#### [TASK REQUIREMENTS]
Look through the material below for "JSON". Copy every line that contains it.

#### [DATA FOR REVIEW]
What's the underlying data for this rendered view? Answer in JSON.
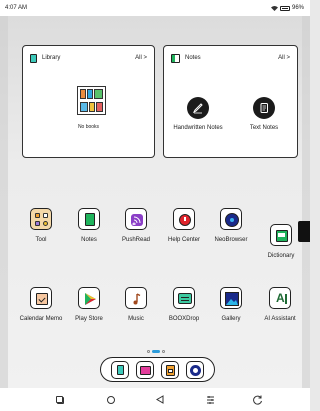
{
  "status": {
    "time": "4:07 AM",
    "battery": "96%",
    "wifi_icon": "wifi-icon",
    "battery_icon": "battery-icon"
  },
  "library": {
    "title": "Library",
    "all": "All >",
    "empty": "No books",
    "icon": "library-icon"
  },
  "notes": {
    "title": "Notes",
    "all": "All >",
    "handwritten": "Handwritten Notes",
    "text": "Text Notes"
  },
  "apps": [
    {
      "label": "Tool",
      "icon": "tool-grid-icon"
    },
    {
      "label": "Notes",
      "icon": "notes-icon"
    },
    {
      "label": "PushRead",
      "icon": "pushread-icon"
    },
    {
      "label": "Help Center",
      "icon": "help-center-icon"
    },
    {
      "label": "NeoBrowser",
      "icon": "browser-icon"
    },
    {
      "label": "Dictionary",
      "icon": "dictionary-icon"
    },
    {
      "label": "Calendar Memo",
      "icon": "calendar-icon"
    },
    {
      "label": "Play Store",
      "icon": "play-store-icon"
    },
    {
      "label": "Music",
      "icon": "music-icon"
    },
    {
      "label": "BOOXDrop",
      "icon": "booxdrop-icon"
    },
    {
      "label": "Gallery",
      "icon": "gallery-icon"
    },
    {
      "label": "AI Assistant",
      "icon": "ai-assistant-icon"
    }
  ],
  "page_indicator": {
    "pages": 3,
    "current": 2
  },
  "dock": [
    "library-icon",
    "shop-icon",
    "storage-icon",
    "settings-icon"
  ],
  "nav": [
    "recents-icon",
    "home-icon",
    "back-icon",
    "refresh-settings-icon",
    "refresh-icon"
  ]
}
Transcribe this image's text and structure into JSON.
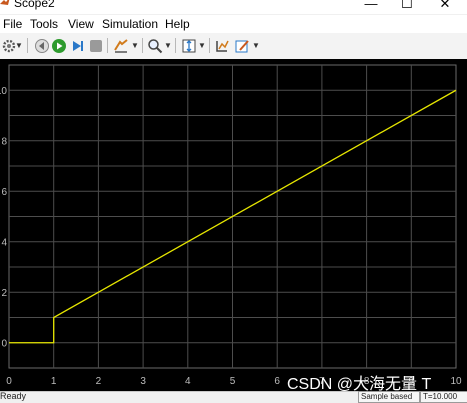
{
  "window": {
    "title": "Scope2",
    "minimize": "—",
    "maximize": "☐",
    "close": "✕"
  },
  "menu": [
    "File",
    "Tools",
    "View",
    "Simulation",
    "Help"
  ],
  "toolbar": [
    "settings-icon",
    "back-step-icon",
    "run-icon",
    "step-forward-icon",
    "stop-icon",
    "highlight-icon",
    "zoom-icon",
    "autoscale-icon",
    "cursor-measure-icon",
    "properties-icon"
  ],
  "status": {
    "left": "Ready",
    "sample": "Sample based",
    "time": "T=10.000"
  },
  "watermark": "CSDN @大海无量 T",
  "colors": {
    "plot_bg": "#000000",
    "grid": "#4d4d4d",
    "trace": "#e6e600",
    "tick": "#bdbdbd"
  },
  "chart_data": {
    "type": "line",
    "title": "",
    "xlabel": "",
    "ylabel": "",
    "xlim": [
      0,
      10
    ],
    "ylim": [
      -1,
      11
    ],
    "xticks": [
      0,
      1,
      2,
      3,
      4,
      5,
      6,
      7,
      8,
      9,
      10
    ],
    "yticks": [
      0,
      2,
      4,
      6,
      8,
      10
    ],
    "grid": true,
    "series": [
      {
        "x": [
          0,
          1,
          1,
          10
        ],
        "y": [
          0,
          0,
          1,
          10
        ]
      }
    ]
  }
}
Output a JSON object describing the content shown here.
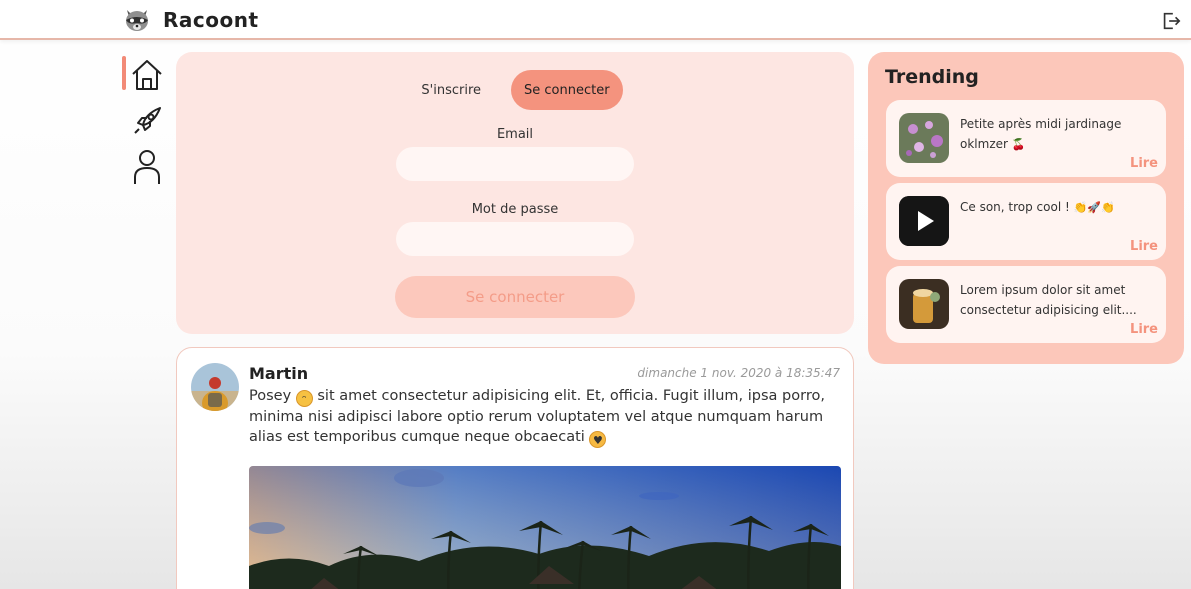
{
  "header": {
    "app_title": "Racoont",
    "logo_icon": "raccoon-logo-icon",
    "logout_icon": "logout-icon"
  },
  "nav": {
    "items": [
      {
        "icon": "home-icon",
        "active": true
      },
      {
        "icon": "rocket-icon",
        "active": false
      },
      {
        "icon": "user-icon",
        "active": false
      }
    ],
    "accent_color": "#f28a77"
  },
  "login": {
    "tabs": [
      {
        "label": "S'inscrire",
        "active": false
      },
      {
        "label": "Se connecter",
        "active": true
      }
    ],
    "email_label": "Email",
    "email_value": "",
    "password_label": "Mot de passe",
    "password_value": "",
    "submit_label": "Se connecter"
  },
  "post": {
    "author": "Martin",
    "date": "dimanche 1 nov. 2020 à 18:35:47",
    "text_part1": "Posey",
    "text_part2": "sit amet consectetur adipisicing elit. Et, officia. Fugit illum, ipsa porro, minima nisi adipisci labore optio rerum voluptatem vel atque numquam harum alias est temporibus cumque neque obcaecati",
    "image": "tropical-resort-photo"
  },
  "trending": {
    "title": "Trending",
    "items": [
      {
        "text": "Petite après midi jardinage oklmzer",
        "emoji": "🍒",
        "read_label": "Lire",
        "thumb": "flowers-photo"
      },
      {
        "text": "Ce son, trop cool !",
        "emoji": "👏🚀👏",
        "read_label": "Lire",
        "thumb": "video-play-icon"
      },
      {
        "text": "Lorem ipsum dolor sit amet consectetur adipisicing elit....",
        "emoji": "",
        "read_label": "Lire",
        "thumb": "drink-photo"
      }
    ]
  },
  "colors": {
    "accent": "#f4937e",
    "card_bg": "#fde6e2",
    "trending_bg": "#fcc7ba"
  }
}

#### [SOLUTION TO THIS PROBLEM]
What's the underlying data for this rendered view? Answer in JSON.
Transcribe this image's text and structure into JSON.
Output a JSON object describing the content shown here.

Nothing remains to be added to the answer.